| PROBLEM TO WORK ON |
Count the lines in the entries that contain the string "views". State nothing but the number.

————————

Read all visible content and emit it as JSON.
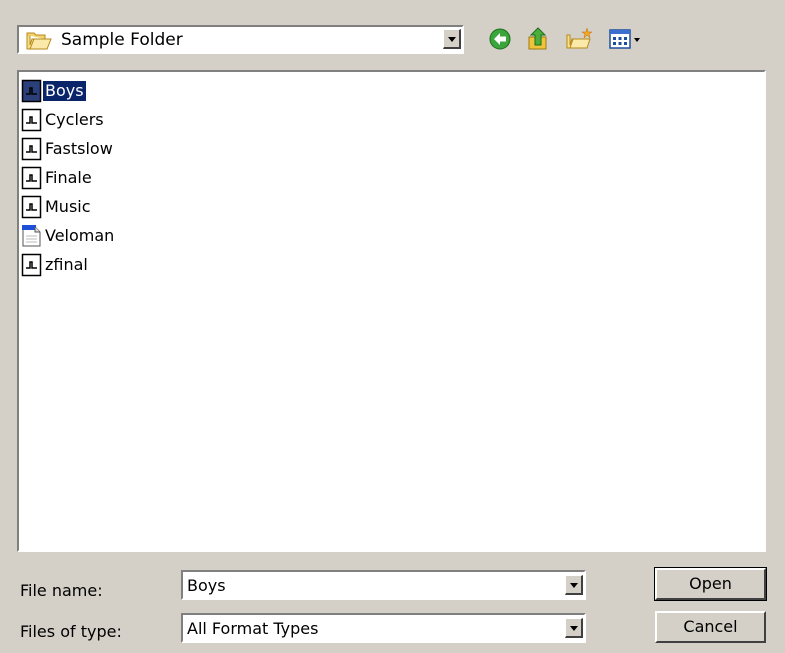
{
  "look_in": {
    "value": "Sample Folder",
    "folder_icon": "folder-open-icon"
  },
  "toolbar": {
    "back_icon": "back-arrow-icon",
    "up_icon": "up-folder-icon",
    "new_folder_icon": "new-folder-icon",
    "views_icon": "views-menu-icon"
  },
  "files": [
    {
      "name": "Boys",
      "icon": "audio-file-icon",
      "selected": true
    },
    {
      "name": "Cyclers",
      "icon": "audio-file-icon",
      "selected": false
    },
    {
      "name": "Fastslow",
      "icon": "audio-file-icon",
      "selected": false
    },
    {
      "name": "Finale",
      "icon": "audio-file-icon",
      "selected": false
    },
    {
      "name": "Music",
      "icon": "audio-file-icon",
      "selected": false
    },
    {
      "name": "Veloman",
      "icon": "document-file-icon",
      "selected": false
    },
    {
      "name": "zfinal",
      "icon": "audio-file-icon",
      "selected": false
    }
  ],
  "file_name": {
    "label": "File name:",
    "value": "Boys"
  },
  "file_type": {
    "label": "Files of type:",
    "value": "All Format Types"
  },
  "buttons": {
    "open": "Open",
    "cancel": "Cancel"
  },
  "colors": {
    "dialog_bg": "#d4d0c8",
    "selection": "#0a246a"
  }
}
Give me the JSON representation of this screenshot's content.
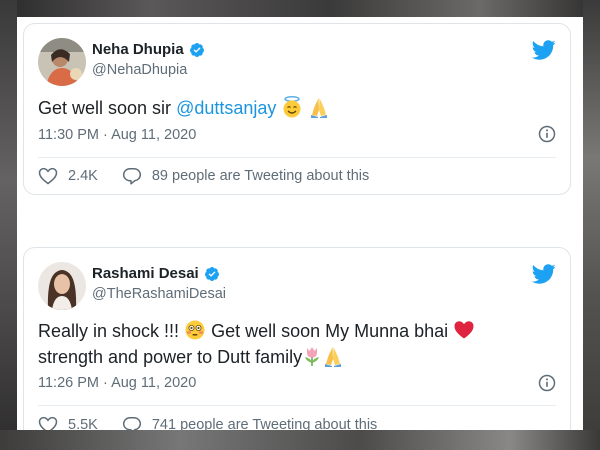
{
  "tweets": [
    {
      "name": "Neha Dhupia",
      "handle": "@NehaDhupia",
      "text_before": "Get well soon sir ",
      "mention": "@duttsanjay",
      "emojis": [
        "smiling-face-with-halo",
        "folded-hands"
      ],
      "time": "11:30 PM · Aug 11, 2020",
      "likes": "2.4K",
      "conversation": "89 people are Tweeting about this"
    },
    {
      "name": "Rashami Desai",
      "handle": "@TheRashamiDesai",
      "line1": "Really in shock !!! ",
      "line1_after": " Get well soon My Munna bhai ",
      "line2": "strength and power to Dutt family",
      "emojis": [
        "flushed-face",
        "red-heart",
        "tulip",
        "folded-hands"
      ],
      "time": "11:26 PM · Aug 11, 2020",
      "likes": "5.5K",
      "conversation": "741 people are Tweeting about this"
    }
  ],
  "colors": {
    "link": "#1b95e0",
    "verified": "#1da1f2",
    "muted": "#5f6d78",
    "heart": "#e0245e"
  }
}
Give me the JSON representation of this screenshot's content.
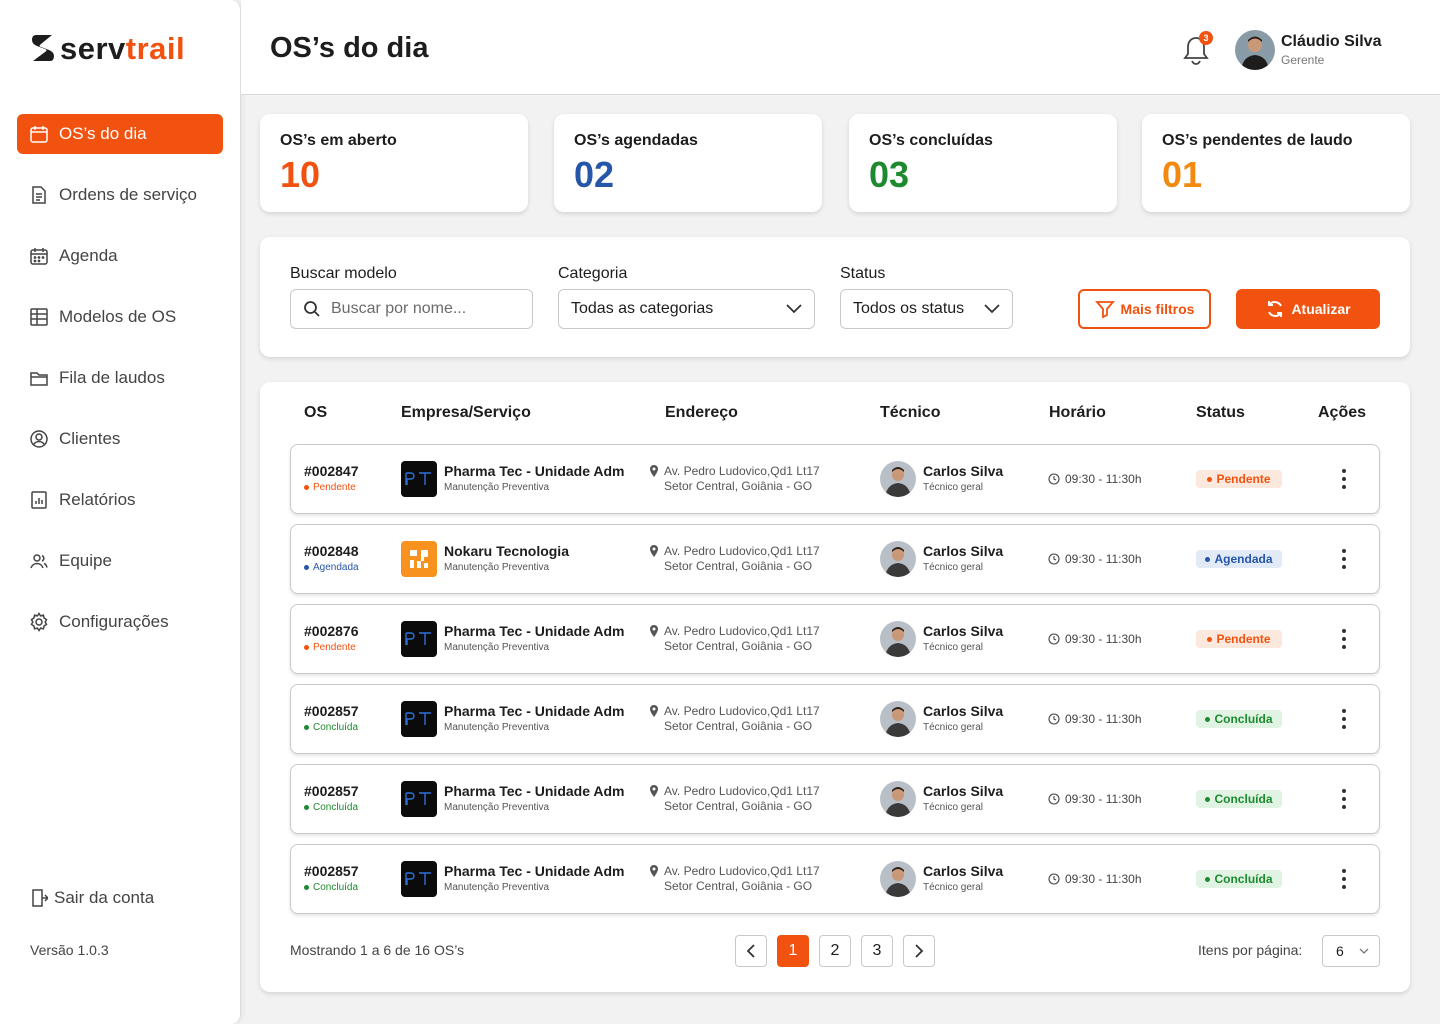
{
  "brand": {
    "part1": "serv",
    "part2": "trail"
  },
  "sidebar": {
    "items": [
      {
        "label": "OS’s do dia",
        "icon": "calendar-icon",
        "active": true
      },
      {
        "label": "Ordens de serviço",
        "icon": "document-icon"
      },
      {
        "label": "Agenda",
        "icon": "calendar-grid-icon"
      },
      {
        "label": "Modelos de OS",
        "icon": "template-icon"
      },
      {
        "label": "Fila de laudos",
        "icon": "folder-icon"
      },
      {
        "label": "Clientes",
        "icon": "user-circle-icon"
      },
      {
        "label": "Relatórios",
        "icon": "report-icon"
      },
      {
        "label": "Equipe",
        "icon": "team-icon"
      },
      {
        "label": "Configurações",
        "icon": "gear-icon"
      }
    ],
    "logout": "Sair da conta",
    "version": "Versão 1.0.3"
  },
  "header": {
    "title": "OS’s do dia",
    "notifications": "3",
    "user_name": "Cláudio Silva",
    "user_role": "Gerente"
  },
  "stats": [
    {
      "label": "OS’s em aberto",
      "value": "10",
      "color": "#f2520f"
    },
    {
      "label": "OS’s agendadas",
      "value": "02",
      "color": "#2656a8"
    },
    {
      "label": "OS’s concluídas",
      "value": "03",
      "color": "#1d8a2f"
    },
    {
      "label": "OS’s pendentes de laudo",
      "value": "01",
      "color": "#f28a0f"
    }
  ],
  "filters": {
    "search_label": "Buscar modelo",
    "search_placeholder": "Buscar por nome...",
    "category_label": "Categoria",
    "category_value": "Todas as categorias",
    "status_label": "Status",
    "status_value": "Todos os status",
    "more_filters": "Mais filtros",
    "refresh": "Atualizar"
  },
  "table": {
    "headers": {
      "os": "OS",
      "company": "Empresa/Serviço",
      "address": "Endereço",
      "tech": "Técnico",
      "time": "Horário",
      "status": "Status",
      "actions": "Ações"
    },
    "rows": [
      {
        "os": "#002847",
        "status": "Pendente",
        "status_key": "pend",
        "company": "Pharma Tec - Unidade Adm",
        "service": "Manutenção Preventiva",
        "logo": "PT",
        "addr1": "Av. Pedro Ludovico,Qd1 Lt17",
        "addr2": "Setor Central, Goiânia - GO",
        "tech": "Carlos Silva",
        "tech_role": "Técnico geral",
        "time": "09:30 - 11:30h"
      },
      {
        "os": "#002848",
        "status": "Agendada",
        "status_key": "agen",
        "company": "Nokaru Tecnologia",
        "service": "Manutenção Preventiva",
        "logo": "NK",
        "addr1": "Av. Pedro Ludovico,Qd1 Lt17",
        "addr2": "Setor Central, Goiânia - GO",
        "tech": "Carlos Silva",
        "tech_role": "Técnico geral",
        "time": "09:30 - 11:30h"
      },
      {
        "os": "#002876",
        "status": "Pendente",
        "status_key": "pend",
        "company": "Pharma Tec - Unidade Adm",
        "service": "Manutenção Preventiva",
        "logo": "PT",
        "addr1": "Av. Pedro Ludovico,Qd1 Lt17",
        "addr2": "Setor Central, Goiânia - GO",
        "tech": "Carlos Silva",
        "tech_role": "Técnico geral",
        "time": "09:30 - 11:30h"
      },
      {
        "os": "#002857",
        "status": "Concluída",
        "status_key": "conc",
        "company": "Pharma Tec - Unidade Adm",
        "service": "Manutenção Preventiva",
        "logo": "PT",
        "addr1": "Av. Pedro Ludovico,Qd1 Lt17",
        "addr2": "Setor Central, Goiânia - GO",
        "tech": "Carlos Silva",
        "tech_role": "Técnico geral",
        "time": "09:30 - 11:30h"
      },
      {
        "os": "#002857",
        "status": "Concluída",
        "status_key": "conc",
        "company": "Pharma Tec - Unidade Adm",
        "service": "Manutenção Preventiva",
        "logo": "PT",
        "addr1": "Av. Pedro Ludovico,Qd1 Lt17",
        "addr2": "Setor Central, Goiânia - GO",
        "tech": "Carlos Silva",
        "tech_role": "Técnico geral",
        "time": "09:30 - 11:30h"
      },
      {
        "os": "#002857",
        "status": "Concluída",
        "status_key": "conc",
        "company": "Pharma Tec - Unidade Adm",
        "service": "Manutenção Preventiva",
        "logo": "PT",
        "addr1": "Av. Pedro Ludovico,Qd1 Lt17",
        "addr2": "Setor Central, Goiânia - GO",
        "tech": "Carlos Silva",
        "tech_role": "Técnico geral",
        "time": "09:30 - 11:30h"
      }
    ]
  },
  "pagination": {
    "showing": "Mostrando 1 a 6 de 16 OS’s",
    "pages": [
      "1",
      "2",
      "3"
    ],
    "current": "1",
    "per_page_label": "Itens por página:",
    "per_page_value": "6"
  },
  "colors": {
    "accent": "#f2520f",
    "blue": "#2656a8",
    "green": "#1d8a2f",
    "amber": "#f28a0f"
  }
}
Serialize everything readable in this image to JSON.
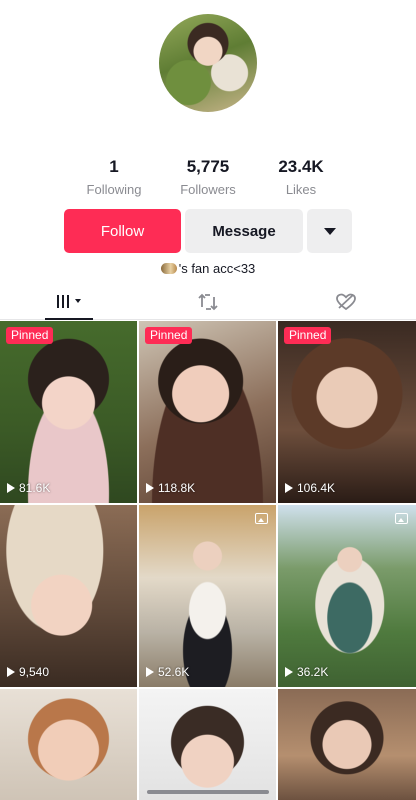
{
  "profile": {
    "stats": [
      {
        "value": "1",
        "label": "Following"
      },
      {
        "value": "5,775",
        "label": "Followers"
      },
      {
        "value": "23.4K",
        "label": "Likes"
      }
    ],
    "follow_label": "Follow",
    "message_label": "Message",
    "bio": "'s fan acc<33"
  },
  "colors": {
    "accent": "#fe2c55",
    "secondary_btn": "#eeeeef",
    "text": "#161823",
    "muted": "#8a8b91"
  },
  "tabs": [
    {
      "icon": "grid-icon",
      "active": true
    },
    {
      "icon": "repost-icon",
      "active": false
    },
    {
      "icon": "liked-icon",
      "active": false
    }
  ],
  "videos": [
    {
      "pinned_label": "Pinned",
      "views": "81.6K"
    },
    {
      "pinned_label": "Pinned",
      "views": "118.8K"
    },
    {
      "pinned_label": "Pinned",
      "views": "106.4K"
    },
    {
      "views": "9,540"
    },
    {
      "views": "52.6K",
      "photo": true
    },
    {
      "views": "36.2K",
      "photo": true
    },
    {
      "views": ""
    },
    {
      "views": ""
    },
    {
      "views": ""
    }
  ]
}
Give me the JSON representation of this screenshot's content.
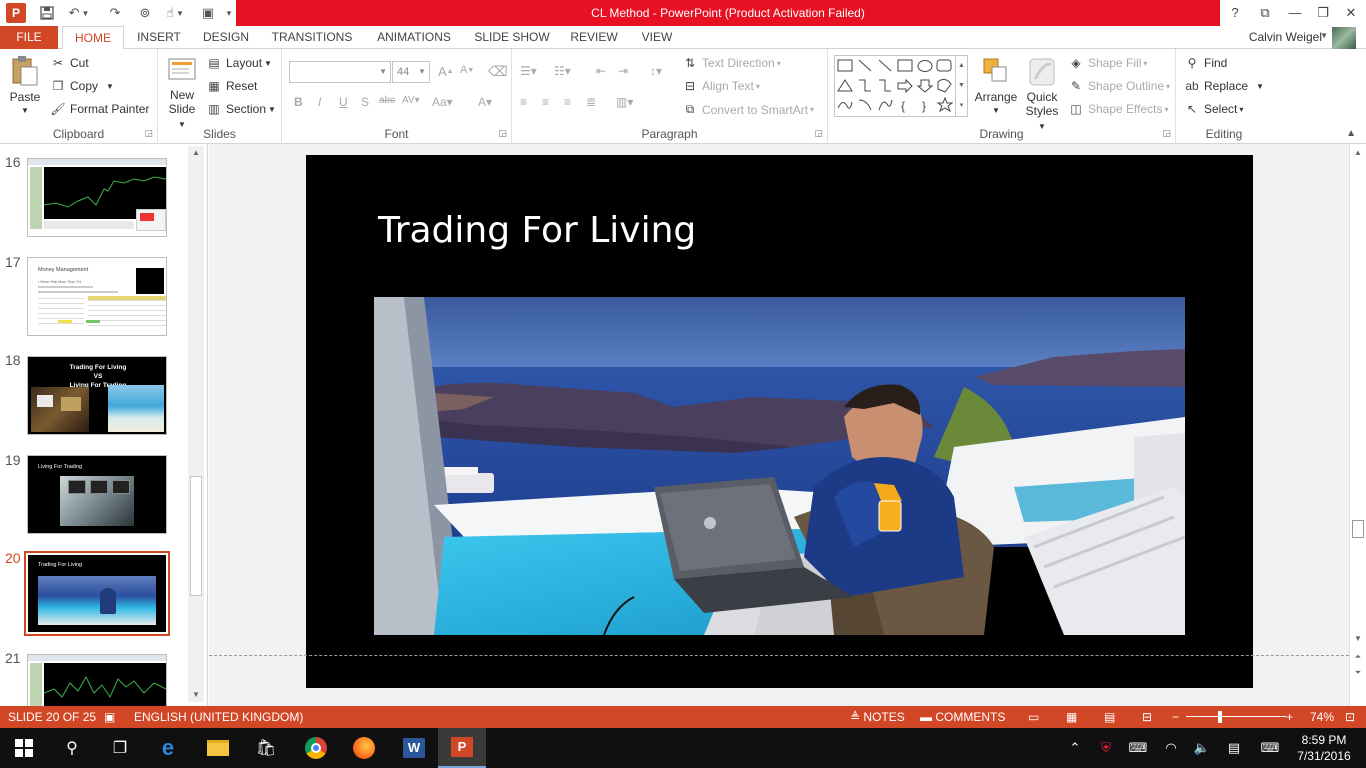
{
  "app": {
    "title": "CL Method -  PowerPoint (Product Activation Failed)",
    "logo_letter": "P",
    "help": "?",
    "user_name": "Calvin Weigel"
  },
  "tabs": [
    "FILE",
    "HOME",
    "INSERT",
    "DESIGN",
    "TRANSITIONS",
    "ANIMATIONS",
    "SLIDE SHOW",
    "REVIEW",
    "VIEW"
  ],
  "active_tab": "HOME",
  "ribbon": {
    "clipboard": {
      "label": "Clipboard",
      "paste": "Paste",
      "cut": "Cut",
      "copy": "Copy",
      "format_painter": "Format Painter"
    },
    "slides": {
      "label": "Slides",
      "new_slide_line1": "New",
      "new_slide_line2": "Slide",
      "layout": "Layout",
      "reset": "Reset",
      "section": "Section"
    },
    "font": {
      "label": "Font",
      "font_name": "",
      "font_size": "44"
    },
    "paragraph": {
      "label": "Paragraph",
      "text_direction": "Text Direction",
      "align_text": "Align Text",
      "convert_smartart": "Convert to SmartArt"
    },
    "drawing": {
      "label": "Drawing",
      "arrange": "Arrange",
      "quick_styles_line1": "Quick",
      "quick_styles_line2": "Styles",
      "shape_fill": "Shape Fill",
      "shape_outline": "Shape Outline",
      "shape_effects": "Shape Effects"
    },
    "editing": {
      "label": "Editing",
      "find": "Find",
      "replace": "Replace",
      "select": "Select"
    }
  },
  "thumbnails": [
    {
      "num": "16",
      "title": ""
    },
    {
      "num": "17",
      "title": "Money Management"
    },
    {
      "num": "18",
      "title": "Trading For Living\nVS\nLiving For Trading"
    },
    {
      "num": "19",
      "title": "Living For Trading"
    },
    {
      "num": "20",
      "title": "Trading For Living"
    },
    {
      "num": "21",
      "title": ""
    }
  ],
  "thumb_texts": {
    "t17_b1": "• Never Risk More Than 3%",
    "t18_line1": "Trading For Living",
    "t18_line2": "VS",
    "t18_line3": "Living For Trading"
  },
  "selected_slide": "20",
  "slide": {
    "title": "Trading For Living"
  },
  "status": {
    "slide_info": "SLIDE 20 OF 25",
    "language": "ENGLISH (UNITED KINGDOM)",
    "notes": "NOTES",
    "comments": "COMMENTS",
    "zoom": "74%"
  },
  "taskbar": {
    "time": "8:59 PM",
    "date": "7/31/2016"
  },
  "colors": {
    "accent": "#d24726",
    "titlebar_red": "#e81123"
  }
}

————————

| ANSWER SECTION |
10